The South Korean electronics giant will be joining IBM’s Quantum Network, which already includes a number of other technology manufacturers including Sony, as well as manufacturers like Toyota, Mitsubishi, Samsung, Boeing, Daimler, and others.
IBM’s Quantum Network is designed to provide access to its own hardware and software platforms for quantum development, systems use, and training. For companies like LG and other members, it means a chance to explore the possible value of practical quantum computing while IBM benefits from industry-specific insight to guide next-generation quantum products and services.
LG has been exploring quantum possibilities for some time prior to today’s announcement. The company has had a quantum application team since late 2018, which is now led by former Intel and AMD engineer Brad Kim. In early 2021, LG formed ties with Dutch quantum algorithm startup Qu & Co, to explore potential use cases.
All of this is happening at a time when IBM has made notable leaps for both hardware and software platforms, all of which are accessible via cloud interface. As enterprise quantum development takes off, this means more capability for solving real-world problems on quantum systems.
IBM recently announced its “Eagle” 127-qubit quantum device and shed light on how it is packaged into a system via the IBM Quantum System Two for users who might want to bring quantum hardware in-house.
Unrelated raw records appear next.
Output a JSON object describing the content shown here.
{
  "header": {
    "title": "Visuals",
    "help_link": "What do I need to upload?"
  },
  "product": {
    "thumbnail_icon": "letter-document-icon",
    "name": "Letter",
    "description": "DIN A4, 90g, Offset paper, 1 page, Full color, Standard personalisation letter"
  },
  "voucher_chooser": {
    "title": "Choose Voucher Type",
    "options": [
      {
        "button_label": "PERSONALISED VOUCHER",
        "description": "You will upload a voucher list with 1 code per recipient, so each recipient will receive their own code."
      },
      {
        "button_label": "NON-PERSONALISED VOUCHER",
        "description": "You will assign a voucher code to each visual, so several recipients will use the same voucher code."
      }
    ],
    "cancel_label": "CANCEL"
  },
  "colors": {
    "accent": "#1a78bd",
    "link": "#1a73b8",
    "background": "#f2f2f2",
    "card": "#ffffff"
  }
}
IBM Quantum Network members, which now include LG, will be in line to get access to the platforms.
Other APAC technology and manufacturing companies are already using an IBM System One, including Sony, Toyota, and Mitsubishi Chemical Holdings, this time via a partnership with the University of Tokyo. That work includes building and running quantum applications as wide-ranging as new drug development, financial modeling, logistics optimizations and cryptography.
It would not be unlikely to see a similar center in South Korean academic institutions and companies in the country. In 2019 the South Korean Ministry of Science and ICT announced a wide-ranging $40 million investment in quantum computing for a five-year span designed to develop devices, software systems, and a pool of talent with the internal goal of creating a 4-qubit quantum device with 90 percent reliability by 2023.
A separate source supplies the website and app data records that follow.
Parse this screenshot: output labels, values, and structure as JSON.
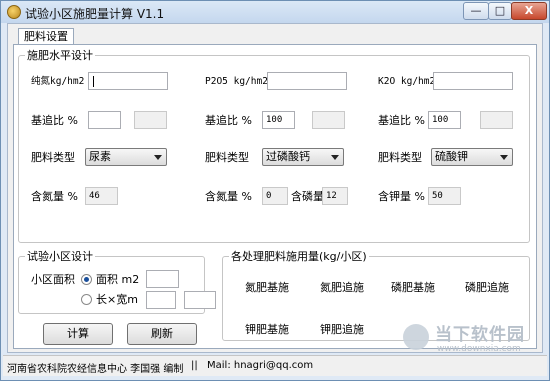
{
  "window": {
    "title": "试验小区施肥量计算 V1.1",
    "min_label": "—",
    "max_label": "□",
    "close_label": "X"
  },
  "tab": {
    "label": "肥料设置"
  },
  "fertilizer_level": {
    "legend": "施肥水平设计",
    "n": {
      "rate_label": "纯氮kg/hm2",
      "rate_value": "",
      "ratio_label": "基追比 %",
      "ratio_value": "",
      "ratio_readonly": "",
      "type_label": "肥料类型",
      "type_value": "尿素",
      "content_label": "含氮量 %",
      "content_value": "46"
    },
    "p": {
      "rate_label": "P2O5 kg/hm2",
      "rate_value": "",
      "ratio_label": "基追比 %",
      "ratio_value": "100",
      "ratio_readonly": "",
      "type_label": "肥料类型",
      "type_value": "过磷酸钙",
      "content_n_label": "含氮量 %",
      "content_n_value": "0",
      "content_p_label": "含磷量",
      "content_p_value": "12"
    },
    "k": {
      "rate_label": "K2O kg/hm2",
      "rate_value": "",
      "ratio_label": "基追比 %",
      "ratio_value": "100",
      "ratio_readonly": "",
      "type_label": "肥料类型",
      "type_value": "硫酸钾",
      "content_label": "含钾量 %",
      "content_value": "50"
    }
  },
  "plot_design": {
    "legend": "试验小区设计",
    "area_label": "小区面积",
    "option_area_label": "面积 m2",
    "option_area_value": "",
    "option_lw_label": "长×宽m",
    "length_value": "",
    "width_value": ""
  },
  "usage": {
    "legend": "各处理肥料施用量(kg/小区)",
    "n_base": "氮肥基施",
    "n_top": "氮肥追施",
    "p_base": "磷肥基施",
    "p_top": "磷肥追施",
    "k_base": "钾肥基施",
    "k_top": "钾肥追施"
  },
  "buttons": {
    "calc": "计算",
    "refresh": "刷新"
  },
  "status": {
    "author": "河南省农科院农经信息中心 李国强 编制",
    "sep": "||",
    "mail": "Mail: hnagri@qq.com"
  },
  "watermark": {
    "text": "当下软件园",
    "url": "www.downxia.com"
  }
}
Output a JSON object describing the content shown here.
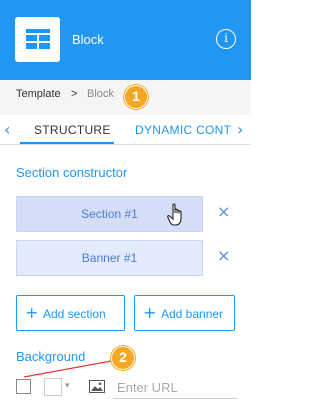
{
  "header": {
    "title": "Block",
    "info_glyph": "i",
    "background": "#2196f3"
  },
  "breadcrumb": {
    "items": [
      "Template",
      "Block"
    ],
    "separator": ">"
  },
  "markers": [
    "1",
    "2"
  ],
  "tabs": {
    "prev_arrow": "‹",
    "next_arrow": "›",
    "items": [
      "STRUCTURE",
      "DYNAMIC CONT"
    ],
    "active": "STRUCTURE"
  },
  "section_constructor": {
    "title": "Section constructor",
    "items": [
      {
        "label": "Section #1",
        "remove": "×"
      },
      {
        "label": "Banner #1",
        "remove": "×"
      }
    ],
    "add_section_label": "Add section",
    "add_banner_label": "Add banner",
    "plus_glyph": "+"
  },
  "background": {
    "title": "Background",
    "url_placeholder": "Enter URL",
    "dropdown_glyph": "▾"
  },
  "colors": {
    "accent": "#2196f3",
    "marker": "#f5a623",
    "item_bg": "#e3eafb"
  }
}
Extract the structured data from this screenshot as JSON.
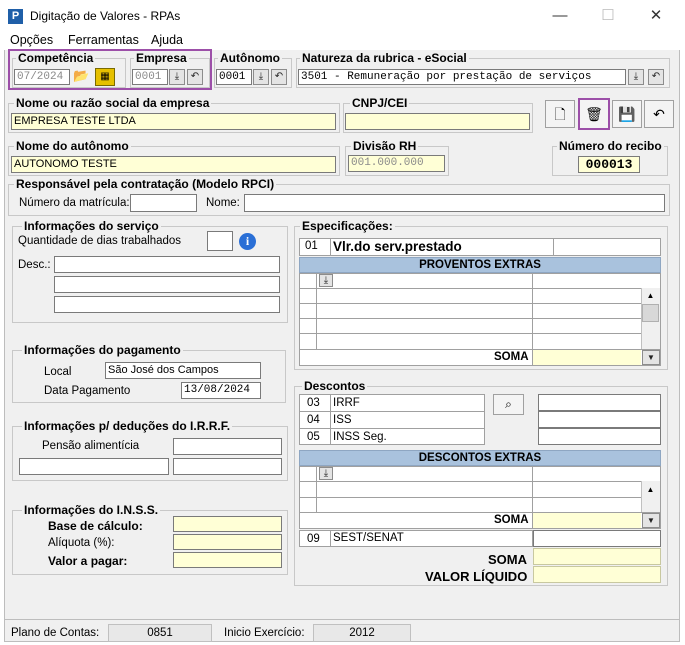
{
  "window": {
    "title": "Digitação de Valores - RPAs",
    "app_icon": "P",
    "minimize": "—",
    "maximize": "☐",
    "close": "✕"
  },
  "menu": [
    "Opções",
    "Ferramentas",
    "Ajuda"
  ],
  "competencia": {
    "label": "Competência",
    "value": "07/2024"
  },
  "empresa": {
    "label": "Empresa",
    "value": "0001"
  },
  "autonomo": {
    "label": "Autônomo",
    "value": "0001"
  },
  "natureza": {
    "label": "Natureza da rubrica - eSocial",
    "value": "3501 - Remuneração por prestação de serviços"
  },
  "nome_empresa": {
    "label": "Nome ou razão social da empresa",
    "value": "EMPRESA TESTE LTDA"
  },
  "cnpj": {
    "label": "CNPJ/CEI",
    "value": ""
  },
  "nome_autonomo": {
    "label": "Nome do autônomo",
    "value": "AUTONOMO TESTE"
  },
  "divisao": {
    "label": "Divisão RH",
    "value": "001.000.000"
  },
  "recibo": {
    "label": "Número do recibo",
    "value": "000013"
  },
  "responsavel": {
    "label": "Responsável pela contratação (Modelo RPCI)",
    "matricula_label": "Número da matrícula:",
    "nome_label": "Nome:",
    "matricula": "",
    "nome": ""
  },
  "servico": {
    "label": "Informações do serviço",
    "dias_label": "Quantidade de dias trabalhados",
    "dias": "",
    "desc_label": "Desc.:"
  },
  "pagamento": {
    "label": "Informações do pagamento",
    "local_label": "Local",
    "local": "São José dos Campos",
    "data_label": "Data Pagamento",
    "data": "13/08/2024"
  },
  "irrf": {
    "label": "Informações p/ deduções do I.R.R.F.",
    "pensao_label": "Pensão alimentícia"
  },
  "inss": {
    "label": "Informações do I.N.S.S.",
    "base_label": "Base de cálculo:",
    "aliquota_label": "Alíquota (%):",
    "valor_label": "Valor a pagar:"
  },
  "especificacoes": {
    "label": "Especificações:",
    "code": "01",
    "item": "Vlr.do serv.prestado",
    "proventos_header": "PROVENTOS EXTRAS",
    "soma": "SOMA"
  },
  "descontos": {
    "label": "Descontos",
    "items": [
      {
        "code": "03",
        "name": "IRRF"
      },
      {
        "code": "04",
        "name": "ISS"
      },
      {
        "code": "05",
        "name": "INSS Seg."
      }
    ],
    "extras_header": "DESCONTOS EXTRAS",
    "soma": "SOMA",
    "sest_code": "09",
    "sest_name": "SEST/SENAT"
  },
  "totais": {
    "soma": "SOMA",
    "valor_liquido": "VALOR LÍQUIDO"
  },
  "status": {
    "plano_label": "Plano de Contas:",
    "plano": "0851",
    "inicio_label": "Inicio Exercício:",
    "inicio": "2012"
  },
  "colors": {
    "highlight_border": "#9c4fa8",
    "grid_header": "#a9c2dd",
    "input_yellow": "#ffffd6"
  }
}
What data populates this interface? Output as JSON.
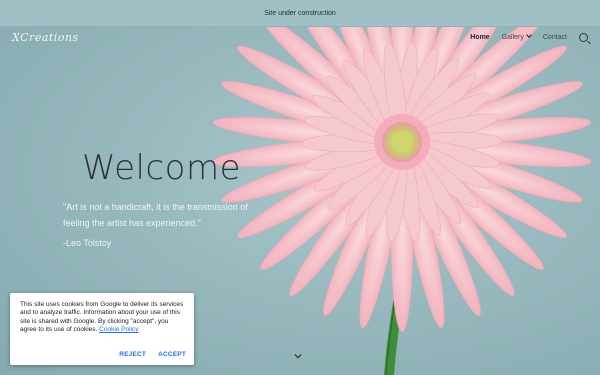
{
  "banner": {
    "text": "Site under construction"
  },
  "site": {
    "logo_text": "XCreations"
  },
  "nav": {
    "items": [
      {
        "label": "Home",
        "active": true
      },
      {
        "label": "Gallery",
        "has_dropdown": true
      },
      {
        "label": "Contact"
      }
    ],
    "search_icon": "search-icon"
  },
  "hero": {
    "title": "Welcome",
    "quote": "\"Art is not a handicraft, it is the transmission of feeling the artist has experienced.\"",
    "author": "-Leo Tolstoy",
    "scroll_icon": "chevron-down-icon",
    "image": "pink-gerbera-flower"
  },
  "cookie_notice": {
    "text": "This site uses cookies from Google to deliver its services and to analyze traffic. Information about your use of this site is shared with Google. By clicking \"accept\", you agree to its use of cookies.",
    "link_label": "Cookie Policy",
    "reject_label": "REJECT",
    "accept_label": "ACCEPT"
  },
  "colors": {
    "background": "#8fb3b9",
    "banner": "#9fc0c4",
    "accent_link": "#1a73e8",
    "flower_petal": "#f7cdd3",
    "flower_center": "#c9d36a",
    "stem": "#3c8a3a"
  }
}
“Based on our open innovation strategy, we plan to use IBM Quantum to develop our competency in quantum computing,” said Byoung-Hoon Kim, CTO and Executive Vice President of LG Electronics. “We aim to provide customers with value that they have not experienced so far by leveraging quantum computing technology in future businesses.”
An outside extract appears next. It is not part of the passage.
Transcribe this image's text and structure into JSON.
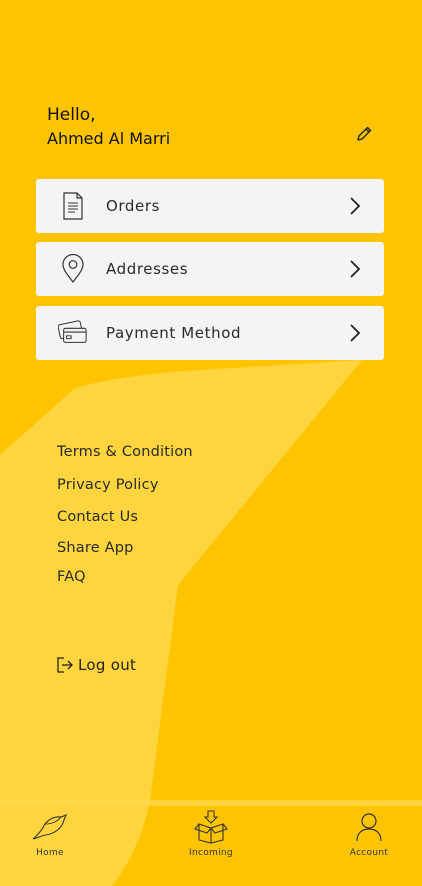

“We’re happy to welcome LG Electronics to a growing quantum computing ecosystem in Korea at an exciting time for the region,” said Jay Gambetta, IBM Fellow and VP, Quantum Computing at IBM. “The relationship between IBM and LG Electronics will permit LG to explore new types of problems associated with emerging technologies and will help strengthen the quantum capabilities in Korea.”